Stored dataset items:
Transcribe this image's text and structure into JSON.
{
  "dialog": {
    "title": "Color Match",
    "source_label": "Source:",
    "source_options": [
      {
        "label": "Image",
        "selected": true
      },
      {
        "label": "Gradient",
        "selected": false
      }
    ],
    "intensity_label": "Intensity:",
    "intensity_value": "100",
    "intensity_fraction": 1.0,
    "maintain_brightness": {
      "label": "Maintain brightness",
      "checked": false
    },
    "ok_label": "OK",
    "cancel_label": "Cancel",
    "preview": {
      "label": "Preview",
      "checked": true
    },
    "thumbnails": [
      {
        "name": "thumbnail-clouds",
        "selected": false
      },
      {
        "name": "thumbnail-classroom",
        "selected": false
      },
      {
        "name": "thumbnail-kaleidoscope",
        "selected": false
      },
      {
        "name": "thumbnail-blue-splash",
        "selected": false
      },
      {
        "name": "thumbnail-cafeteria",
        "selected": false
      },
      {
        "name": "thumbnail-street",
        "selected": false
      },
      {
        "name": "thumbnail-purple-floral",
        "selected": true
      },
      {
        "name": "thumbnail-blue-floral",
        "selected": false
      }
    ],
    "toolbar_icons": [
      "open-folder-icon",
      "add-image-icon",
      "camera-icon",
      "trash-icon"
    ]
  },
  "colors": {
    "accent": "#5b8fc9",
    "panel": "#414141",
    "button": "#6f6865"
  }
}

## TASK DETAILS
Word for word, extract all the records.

## RESULT
Transcribe this image's text and structure into JSON.
{
  "dialog": {
    "title": "Color Match",
    "source_label": "Source:",
    "source_options": [
      {
        "label": "Image",
        "selected": true
      },
      {
        "label": "Gradient",
        "selected": false
      }
    ],
    "intensity_label": "Intensity:",
    "intensity_value": "100",
    "intensity_fraction": 1.0,
    "maintain_brightness": {
      "label": "Maintain brightness",
      "checked": false
    },
    "ok_label": "OK",
    "cancel_label": "Cancel",
    "preview": {
      "label": "Preview",
      "checked": true
    },
    "thumbnails": [
      {
        "name": "thumbnail-clouds",
        "selected": false
      },
      {
        "name": "thumbnail-classroom",
        "selected": false
      },
      {
        "name": "thumbnail-kaleidoscope",
        "selected": false
      },
      {
        "name": "thumbnail-blue-splash",
        "selected": false
      },
      {
        "name": "thumbnail-cafeteria",
        "selected": false
      },
      {
        "name": "thumbnail-street",
        "selected": false
      },
      {
        "name": "thumbnail-purple-floral",
        "selected": true
      },
      {
        "name": "thumbnail-blue-floral",
        "selected": false
      }
    ],
    "toolbar_icons": [
      "open-folder-icon",
      "add-image-icon",
      "camera-icon",
      "trash-icon"
    ]
  },
  "colors": {
    "accent": "#5b8fc9",
    "panel": "#414141",
    "button": "#6f6865"
  }
}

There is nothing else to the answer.